Gather all lines in the entries that include the word "icon".

++++

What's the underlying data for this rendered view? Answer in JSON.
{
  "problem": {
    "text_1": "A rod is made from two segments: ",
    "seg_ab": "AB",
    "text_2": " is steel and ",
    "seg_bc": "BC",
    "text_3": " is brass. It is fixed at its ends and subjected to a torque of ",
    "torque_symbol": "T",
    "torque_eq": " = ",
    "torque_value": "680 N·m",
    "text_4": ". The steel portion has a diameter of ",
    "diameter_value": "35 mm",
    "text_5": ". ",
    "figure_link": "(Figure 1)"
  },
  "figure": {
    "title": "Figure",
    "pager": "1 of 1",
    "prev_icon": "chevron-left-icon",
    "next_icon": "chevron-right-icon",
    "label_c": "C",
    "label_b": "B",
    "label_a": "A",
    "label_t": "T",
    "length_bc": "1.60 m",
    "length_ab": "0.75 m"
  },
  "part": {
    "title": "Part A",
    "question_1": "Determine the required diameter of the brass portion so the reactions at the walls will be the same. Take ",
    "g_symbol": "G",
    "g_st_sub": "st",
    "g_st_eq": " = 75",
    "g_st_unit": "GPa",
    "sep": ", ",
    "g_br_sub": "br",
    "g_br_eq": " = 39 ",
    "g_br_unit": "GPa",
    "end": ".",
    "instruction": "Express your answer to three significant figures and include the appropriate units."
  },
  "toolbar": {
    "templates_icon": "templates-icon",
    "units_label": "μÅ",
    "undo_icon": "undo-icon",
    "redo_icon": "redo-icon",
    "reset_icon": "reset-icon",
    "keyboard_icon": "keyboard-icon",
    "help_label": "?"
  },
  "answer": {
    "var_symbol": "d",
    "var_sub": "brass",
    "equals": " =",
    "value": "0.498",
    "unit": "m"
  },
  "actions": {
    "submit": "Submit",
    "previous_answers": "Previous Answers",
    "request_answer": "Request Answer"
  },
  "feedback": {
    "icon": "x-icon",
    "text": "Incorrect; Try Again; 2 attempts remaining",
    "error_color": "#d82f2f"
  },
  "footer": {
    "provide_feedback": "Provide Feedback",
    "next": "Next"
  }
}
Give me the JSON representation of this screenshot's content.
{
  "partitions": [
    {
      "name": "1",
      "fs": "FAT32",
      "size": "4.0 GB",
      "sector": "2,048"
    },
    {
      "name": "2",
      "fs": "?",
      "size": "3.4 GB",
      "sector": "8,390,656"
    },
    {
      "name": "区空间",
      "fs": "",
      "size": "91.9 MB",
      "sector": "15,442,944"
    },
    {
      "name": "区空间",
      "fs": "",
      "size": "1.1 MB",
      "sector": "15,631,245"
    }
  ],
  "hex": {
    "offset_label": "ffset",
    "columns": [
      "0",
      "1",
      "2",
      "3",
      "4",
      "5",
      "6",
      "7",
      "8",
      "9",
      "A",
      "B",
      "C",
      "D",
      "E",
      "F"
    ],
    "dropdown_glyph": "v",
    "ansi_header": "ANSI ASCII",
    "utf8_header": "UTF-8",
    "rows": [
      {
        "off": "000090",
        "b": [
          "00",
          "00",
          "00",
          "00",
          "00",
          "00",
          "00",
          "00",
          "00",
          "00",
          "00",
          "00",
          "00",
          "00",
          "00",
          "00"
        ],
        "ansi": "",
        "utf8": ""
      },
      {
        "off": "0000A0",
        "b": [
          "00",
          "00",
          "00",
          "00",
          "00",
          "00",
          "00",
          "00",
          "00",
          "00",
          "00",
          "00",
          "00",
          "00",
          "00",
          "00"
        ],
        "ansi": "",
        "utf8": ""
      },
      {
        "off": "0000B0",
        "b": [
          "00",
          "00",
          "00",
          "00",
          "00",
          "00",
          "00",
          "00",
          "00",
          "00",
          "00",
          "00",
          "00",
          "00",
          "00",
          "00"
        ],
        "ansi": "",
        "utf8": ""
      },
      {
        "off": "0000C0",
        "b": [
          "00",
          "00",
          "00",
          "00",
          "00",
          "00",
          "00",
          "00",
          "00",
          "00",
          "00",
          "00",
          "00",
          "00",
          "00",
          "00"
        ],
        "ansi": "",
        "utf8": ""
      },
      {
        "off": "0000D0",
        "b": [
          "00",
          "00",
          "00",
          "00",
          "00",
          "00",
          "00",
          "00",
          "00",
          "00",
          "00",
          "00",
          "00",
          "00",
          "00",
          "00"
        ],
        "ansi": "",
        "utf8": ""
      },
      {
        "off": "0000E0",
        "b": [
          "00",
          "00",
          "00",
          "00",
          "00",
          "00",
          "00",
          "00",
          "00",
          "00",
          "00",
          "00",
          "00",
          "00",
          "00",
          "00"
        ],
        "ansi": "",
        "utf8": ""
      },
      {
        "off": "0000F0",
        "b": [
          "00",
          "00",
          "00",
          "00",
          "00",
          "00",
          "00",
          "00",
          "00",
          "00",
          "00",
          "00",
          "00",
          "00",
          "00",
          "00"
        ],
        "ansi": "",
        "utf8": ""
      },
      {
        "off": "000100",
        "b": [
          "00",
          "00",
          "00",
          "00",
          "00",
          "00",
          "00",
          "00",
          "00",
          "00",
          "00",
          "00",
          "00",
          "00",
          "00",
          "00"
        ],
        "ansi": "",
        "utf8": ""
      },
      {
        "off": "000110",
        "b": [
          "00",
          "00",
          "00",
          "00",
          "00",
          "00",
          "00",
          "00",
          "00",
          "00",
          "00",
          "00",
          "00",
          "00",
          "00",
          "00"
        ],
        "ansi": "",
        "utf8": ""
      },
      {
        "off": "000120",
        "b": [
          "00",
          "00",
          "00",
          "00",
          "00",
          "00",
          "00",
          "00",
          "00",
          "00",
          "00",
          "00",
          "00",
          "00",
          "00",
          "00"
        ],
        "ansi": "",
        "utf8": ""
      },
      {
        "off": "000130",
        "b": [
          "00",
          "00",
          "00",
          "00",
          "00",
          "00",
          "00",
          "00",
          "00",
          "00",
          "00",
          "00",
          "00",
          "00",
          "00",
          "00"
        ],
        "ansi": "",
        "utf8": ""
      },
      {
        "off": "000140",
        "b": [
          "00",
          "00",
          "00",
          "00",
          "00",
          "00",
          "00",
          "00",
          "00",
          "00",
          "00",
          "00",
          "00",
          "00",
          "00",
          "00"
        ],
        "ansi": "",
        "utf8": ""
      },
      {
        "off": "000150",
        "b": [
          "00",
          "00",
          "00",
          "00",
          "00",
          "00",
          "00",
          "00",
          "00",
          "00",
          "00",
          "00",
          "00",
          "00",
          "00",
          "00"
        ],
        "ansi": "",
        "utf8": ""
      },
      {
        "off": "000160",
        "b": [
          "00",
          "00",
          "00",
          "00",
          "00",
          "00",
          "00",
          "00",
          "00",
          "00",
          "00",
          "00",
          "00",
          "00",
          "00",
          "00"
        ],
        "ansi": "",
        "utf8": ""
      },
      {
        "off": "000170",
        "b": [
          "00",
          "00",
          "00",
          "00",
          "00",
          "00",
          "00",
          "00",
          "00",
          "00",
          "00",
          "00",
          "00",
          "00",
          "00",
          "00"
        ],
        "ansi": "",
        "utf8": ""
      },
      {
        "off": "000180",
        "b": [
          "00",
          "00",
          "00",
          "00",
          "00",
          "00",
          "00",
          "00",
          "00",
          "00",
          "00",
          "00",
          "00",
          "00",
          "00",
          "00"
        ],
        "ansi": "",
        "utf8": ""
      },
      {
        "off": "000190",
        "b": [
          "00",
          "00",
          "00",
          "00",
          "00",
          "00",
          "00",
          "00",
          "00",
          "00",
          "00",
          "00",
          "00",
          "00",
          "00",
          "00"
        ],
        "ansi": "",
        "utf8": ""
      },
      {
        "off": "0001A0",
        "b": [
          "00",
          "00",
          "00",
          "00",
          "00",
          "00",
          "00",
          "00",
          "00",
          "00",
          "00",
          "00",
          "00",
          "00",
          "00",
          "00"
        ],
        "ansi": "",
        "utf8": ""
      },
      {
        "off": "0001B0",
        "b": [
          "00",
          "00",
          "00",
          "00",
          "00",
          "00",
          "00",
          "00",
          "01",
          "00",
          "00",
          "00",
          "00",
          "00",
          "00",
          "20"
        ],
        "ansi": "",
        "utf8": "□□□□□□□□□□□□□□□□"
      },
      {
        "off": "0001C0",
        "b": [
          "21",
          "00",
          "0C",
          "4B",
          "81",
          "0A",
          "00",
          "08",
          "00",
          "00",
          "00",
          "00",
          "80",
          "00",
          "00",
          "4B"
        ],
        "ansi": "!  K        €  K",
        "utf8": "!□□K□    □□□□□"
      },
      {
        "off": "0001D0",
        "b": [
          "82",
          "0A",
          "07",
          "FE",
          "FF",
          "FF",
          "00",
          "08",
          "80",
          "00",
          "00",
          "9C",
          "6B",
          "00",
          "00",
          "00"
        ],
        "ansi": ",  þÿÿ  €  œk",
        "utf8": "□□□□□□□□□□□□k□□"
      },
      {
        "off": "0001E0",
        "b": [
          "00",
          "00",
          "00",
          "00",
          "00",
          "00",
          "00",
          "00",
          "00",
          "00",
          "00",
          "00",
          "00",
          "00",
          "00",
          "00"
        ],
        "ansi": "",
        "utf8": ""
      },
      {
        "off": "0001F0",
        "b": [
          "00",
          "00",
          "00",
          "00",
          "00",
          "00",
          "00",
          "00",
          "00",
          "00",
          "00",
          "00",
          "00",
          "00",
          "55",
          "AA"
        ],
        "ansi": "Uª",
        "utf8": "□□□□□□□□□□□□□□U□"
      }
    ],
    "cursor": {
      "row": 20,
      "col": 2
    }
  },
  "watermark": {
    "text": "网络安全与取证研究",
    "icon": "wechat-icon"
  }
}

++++

PROBLEM SOLUTION:
    "prev_icon": "chevron-left-icon",
    "next_icon": "chevron-right-icon",
    "templates_icon": "templates-icon",
    "undo_icon": "undo-icon",
    "redo_icon": "redo-icon",
    "reset_icon": "reset-icon",
    "keyboard_icon": "keyboard-icon",
    "icon": "x-icon",
    "icon": "wechat-icon"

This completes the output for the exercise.